TASK MATERIAL.
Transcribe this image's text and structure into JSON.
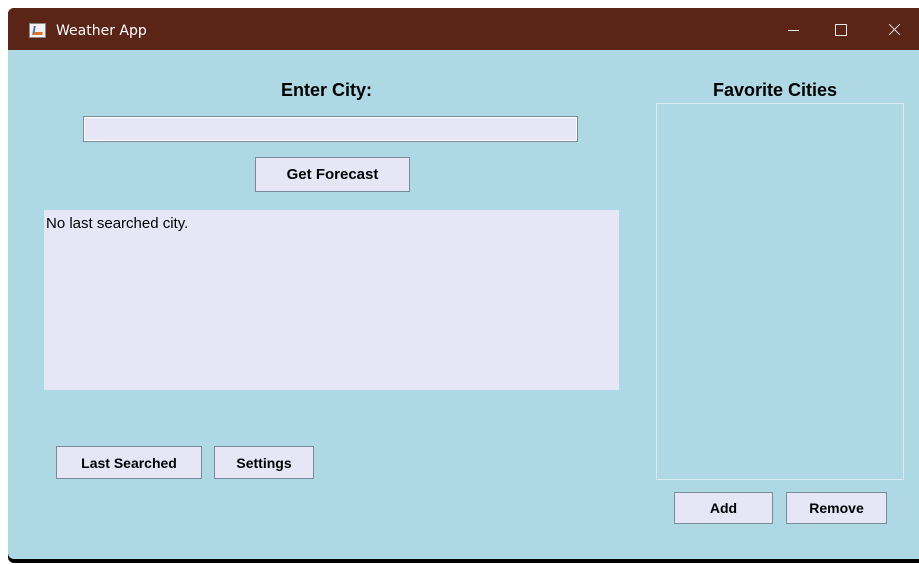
{
  "window": {
    "title": "Weather App",
    "icon": "java-app-icon",
    "controls": [
      "minimize-icon",
      "maximize-icon",
      "close-icon"
    ]
  },
  "search": {
    "label": "Enter City:",
    "input_value": "",
    "button_label": "Get Forecast"
  },
  "result": {
    "text": "No last searched city."
  },
  "bottom_buttons": {
    "last_searched_label": "Last Searched",
    "settings_label": "Settings"
  },
  "favorites": {
    "title": "Favorite Cities",
    "items": [],
    "add_label": "Add",
    "remove_label": "Remove"
  },
  "colors": {
    "titlebar": "#5a2417",
    "background": "#add8e4",
    "control_fill": "#e6e6f7"
  }
}
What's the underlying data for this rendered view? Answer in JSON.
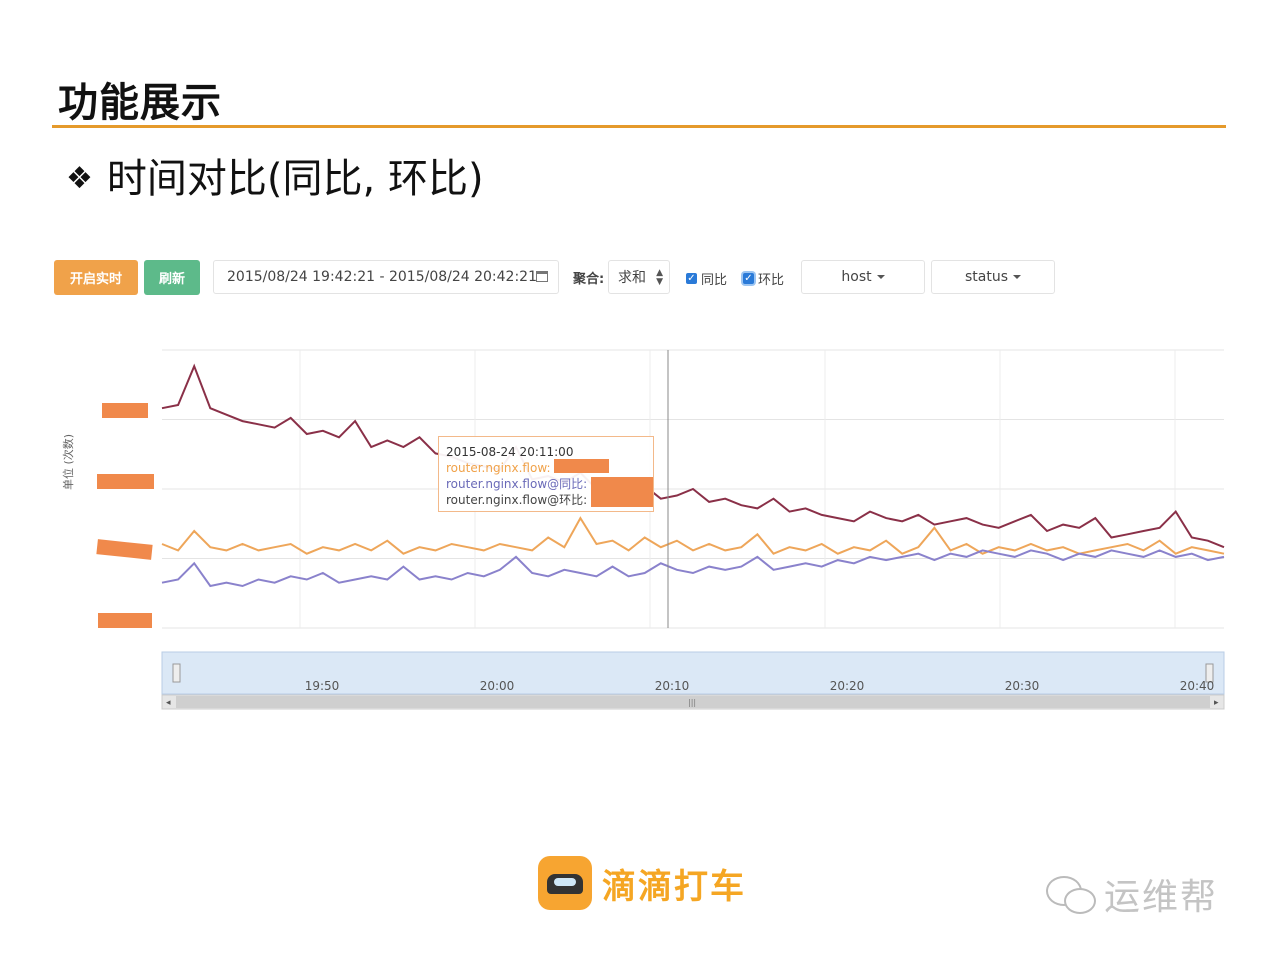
{
  "slide": {
    "title": "功能展示",
    "bullet_mark": "❖",
    "bullet_text": "时间对比(同比, 环比)"
  },
  "toolbar": {
    "realtime_label": "开启实时",
    "refresh_label": "刷新",
    "date_range": "2015/08/24 19:42:21 - 2015/08/24 20:42:21",
    "agg_label": "聚合:",
    "agg_value": "求和",
    "yoy_label": "同比",
    "mom_label": "环比",
    "host_label": "host",
    "status_label": "status",
    "colors": {
      "realtime": "#f0a24a",
      "refresh": "#5dba8a",
      "checkbox": "#2a7ad8"
    },
    "icons": [
      "calendar-icon",
      "sort-arrows-icon",
      "caret-down-icon",
      "check-icon"
    ]
  },
  "tooltip": {
    "time": "2015-08-24 20:11:00",
    "rows": [
      "router.nginx.flow:",
      "router.nginx.flow@同比:",
      "router.nginx.flow@环比:"
    ]
  },
  "footer": {
    "brand": "滴滴打车",
    "watermark": "运维帮",
    "icons": [
      "didi-taxi-logo-icon",
      "wechat-icon"
    ]
  },
  "chart_data": {
    "type": "line",
    "ylabel": "单位 (次数)",
    "x_ticks": [
      "19:50",
      "20:00",
      "20:10",
      "20:20",
      "20:30",
      "20:40"
    ],
    "x_range": [
      "2015-08-24 19:42:21",
      "2015-08-24 20:42:21"
    ],
    "grid": true,
    "crosshair_time": "20:11",
    "series": [
      {
        "name": "router.nginx.flow",
        "color": "#8a3048",
        "values": [
          6.8,
          6.9,
          8.1,
          6.8,
          6.6,
          6.4,
          6.3,
          6.2,
          6.5,
          6.0,
          6.1,
          5.9,
          6.4,
          5.6,
          5.8,
          5.6,
          5.9,
          5.4,
          5.3,
          5.1,
          5.0,
          4.9,
          5.6,
          4.6,
          4.7,
          4.5,
          4.8,
          4.3,
          4.4,
          4.2,
          4.4,
          4.0,
          4.1,
          4.3,
          3.9,
          4.0,
          3.8,
          3.7,
          4.0,
          3.6,
          3.7,
          3.5,
          3.4,
          3.3,
          3.6,
          3.4,
          3.3,
          3.5,
          3.2,
          3.3,
          3.4,
          3.2,
          3.1,
          3.3,
          3.5,
          3.0,
          3.2,
          3.1,
          3.4,
          2.8,
          2.9,
          3.0,
          3.1,
          3.6,
          2.8,
          2.7,
          2.5
        ]
      },
      {
        "name": "router.nginx.flow@同比",
        "color": "#eea65a",
        "values": [
          2.6,
          2.4,
          3.0,
          2.5,
          2.4,
          2.6,
          2.4,
          2.5,
          2.6,
          2.3,
          2.5,
          2.4,
          2.6,
          2.4,
          2.7,
          2.3,
          2.5,
          2.4,
          2.6,
          2.5,
          2.4,
          2.6,
          2.5,
          2.4,
          2.8,
          2.5,
          3.4,
          2.6,
          2.7,
          2.4,
          2.8,
          2.5,
          2.7,
          2.4,
          2.6,
          2.4,
          2.5,
          2.9,
          2.3,
          2.5,
          2.4,
          2.6,
          2.3,
          2.5,
          2.4,
          2.7,
          2.3,
          2.5,
          3.1,
          2.4,
          2.6,
          2.3,
          2.5,
          2.4,
          2.6,
          2.4,
          2.5,
          2.3,
          2.4,
          2.5,
          2.6,
          2.4,
          2.7,
          2.3,
          2.5,
          2.4,
          2.3
        ]
      },
      {
        "name": "router.nginx.flow@环比",
        "color": "#8a82cc",
        "values": [
          1.4,
          1.5,
          2.0,
          1.3,
          1.4,
          1.3,
          1.5,
          1.4,
          1.6,
          1.5,
          1.7,
          1.4,
          1.5,
          1.6,
          1.5,
          1.9,
          1.5,
          1.6,
          1.5,
          1.7,
          1.6,
          1.8,
          2.2,
          1.7,
          1.6,
          1.8,
          1.7,
          1.6,
          1.9,
          1.6,
          1.7,
          2.0,
          1.8,
          1.7,
          1.9,
          1.8,
          1.9,
          2.2,
          1.8,
          1.9,
          2.0,
          1.9,
          2.1,
          2.0,
          2.2,
          2.1,
          2.2,
          2.3,
          2.1,
          2.3,
          2.2,
          2.4,
          2.3,
          2.2,
          2.4,
          2.3,
          2.1,
          2.3,
          2.2,
          2.4,
          2.3,
          2.2,
          2.4,
          2.2,
          2.3,
          2.1,
          2.2
        ]
      }
    ]
  }
}
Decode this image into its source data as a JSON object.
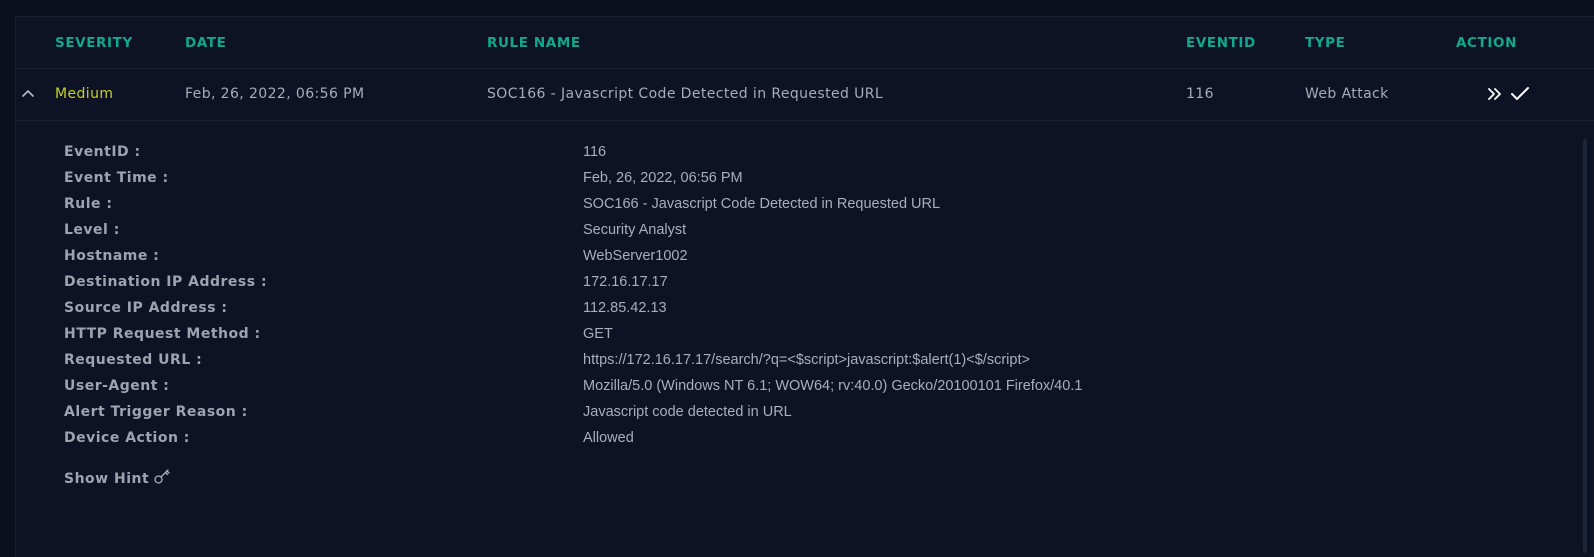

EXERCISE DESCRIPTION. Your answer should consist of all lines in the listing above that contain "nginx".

RESPONSE TO THE EXERCISE.
      "router.nginx.flow:",
      "router.nginx.flow@同比:",
      "router.nginx.flow@环比:"
        "name": "router.nginx.flow",
        "name": "router.nginx.flow@同比",
        "name": "router.nginx.flow@环比",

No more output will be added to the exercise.